Except when the kids do something to piss us off. Then the laughter and popsicles and gentle sing-song voices quickly disappear and we become crotchety and irritable. Books being read from are snapped shut. Smiles turn to scowls. Fun and games becomes “Law & Order.” We try very hard to refrain from getting involved in disciplining other people’s children — that’s their parents’ job, and our various friends really do have a great handle on raising their kids with the right mix of encouragement, boundary setting and age-appropriate discipline. But sometimes something happens and we just… can’t… help ourselves. Carol is big on table manners: “Don’t play with your food,” “No dessert until you eat your vegetables,” that kind of thing. I exercised restraint during several parent-and-child standoffs until I ducked barefoot into our bathroom after coming in from the lake and stepped on some little person’s turd.
“WHO WAS JUST IN THE BATHROOM?? WHO USED THE TOILET LAST??” I calmly inquired as I strode out, using just the heel of one foot. My questions were met by startled expressions and silence. “WHO WAS IN THERE BEFORE ME??” I rephrased. “I STEPPED ON A PIECE OF SHI… er, there was POOP ON THE FLOOR!!” If neither of the children had gone Number Two previously, they surely had a strong urge to now.
The younger one is still in diapers, so the only viable suspects were her older sister or one of our cats. The cats spent most of our friends’ visit hiding under the beds upstairs, preferring to remain as far from the strangers in their house as the floor plan would allow. It was entirely possible one of the cats might have dragged a “deposit” from the litter box to another location.
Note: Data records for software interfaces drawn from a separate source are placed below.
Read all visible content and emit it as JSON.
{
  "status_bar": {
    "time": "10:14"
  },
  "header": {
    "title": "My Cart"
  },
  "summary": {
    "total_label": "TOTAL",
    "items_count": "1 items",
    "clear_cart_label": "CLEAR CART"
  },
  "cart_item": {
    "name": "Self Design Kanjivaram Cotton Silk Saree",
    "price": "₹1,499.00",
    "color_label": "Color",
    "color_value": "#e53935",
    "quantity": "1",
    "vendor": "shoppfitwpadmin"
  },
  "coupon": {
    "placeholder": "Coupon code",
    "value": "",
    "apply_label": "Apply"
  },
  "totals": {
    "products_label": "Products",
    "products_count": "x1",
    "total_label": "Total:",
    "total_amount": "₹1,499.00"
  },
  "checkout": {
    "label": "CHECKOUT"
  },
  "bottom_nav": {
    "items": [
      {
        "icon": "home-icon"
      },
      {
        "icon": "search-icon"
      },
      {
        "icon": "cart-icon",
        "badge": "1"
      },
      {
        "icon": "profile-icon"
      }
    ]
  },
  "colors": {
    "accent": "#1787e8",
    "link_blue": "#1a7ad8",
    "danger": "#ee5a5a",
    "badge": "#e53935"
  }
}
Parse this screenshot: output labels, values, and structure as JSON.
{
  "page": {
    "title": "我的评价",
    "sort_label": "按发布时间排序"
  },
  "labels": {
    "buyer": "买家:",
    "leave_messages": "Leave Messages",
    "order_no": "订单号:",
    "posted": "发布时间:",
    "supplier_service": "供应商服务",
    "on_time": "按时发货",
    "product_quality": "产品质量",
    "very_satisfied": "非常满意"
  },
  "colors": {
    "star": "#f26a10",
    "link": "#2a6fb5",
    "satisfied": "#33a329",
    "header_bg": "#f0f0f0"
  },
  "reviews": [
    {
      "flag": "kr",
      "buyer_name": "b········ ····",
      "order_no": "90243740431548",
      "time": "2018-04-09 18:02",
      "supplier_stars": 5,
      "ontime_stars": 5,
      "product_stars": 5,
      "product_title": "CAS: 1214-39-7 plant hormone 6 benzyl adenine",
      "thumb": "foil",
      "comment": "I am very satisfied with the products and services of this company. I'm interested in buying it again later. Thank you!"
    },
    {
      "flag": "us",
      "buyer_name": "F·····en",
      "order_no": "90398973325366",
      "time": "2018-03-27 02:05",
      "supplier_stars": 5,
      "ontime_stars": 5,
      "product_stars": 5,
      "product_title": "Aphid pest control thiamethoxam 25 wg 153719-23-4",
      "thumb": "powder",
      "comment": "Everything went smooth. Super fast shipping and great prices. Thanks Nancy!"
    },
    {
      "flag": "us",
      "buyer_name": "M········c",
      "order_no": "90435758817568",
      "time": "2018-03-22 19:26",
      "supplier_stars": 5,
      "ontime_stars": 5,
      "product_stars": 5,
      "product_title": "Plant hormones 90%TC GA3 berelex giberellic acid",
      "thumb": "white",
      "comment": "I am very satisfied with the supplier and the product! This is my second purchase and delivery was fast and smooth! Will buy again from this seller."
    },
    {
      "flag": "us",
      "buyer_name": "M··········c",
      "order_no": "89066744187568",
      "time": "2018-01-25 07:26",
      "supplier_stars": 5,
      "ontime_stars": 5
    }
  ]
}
However, as a long-time cat owner, I have a pretty discriminating eye and can distinguish between human and feline scat. This was people-poop stuck to the arch of my right foot.
Inexplicably, both girls began to cry as though they’d been subjected to a grueling interrogation rather than simply asked to confirm their recent presence in the loo. Carol gave me her “See what you’ve done?” look while their parents exchanged embarrassed glances and rushed to check for soiled diapers and underwear along with any other evidence of errant excretions. While I felt my response had been quite temperate under the circumstances (hey — do you speak in calm and measured tones after stepping in shit?), I tried to reset the tone by shouting merrily above the resulting fray, “WHO’S READY FOR SOME ICE CREAM?!”
Just that quickly, I’d stepped in it again.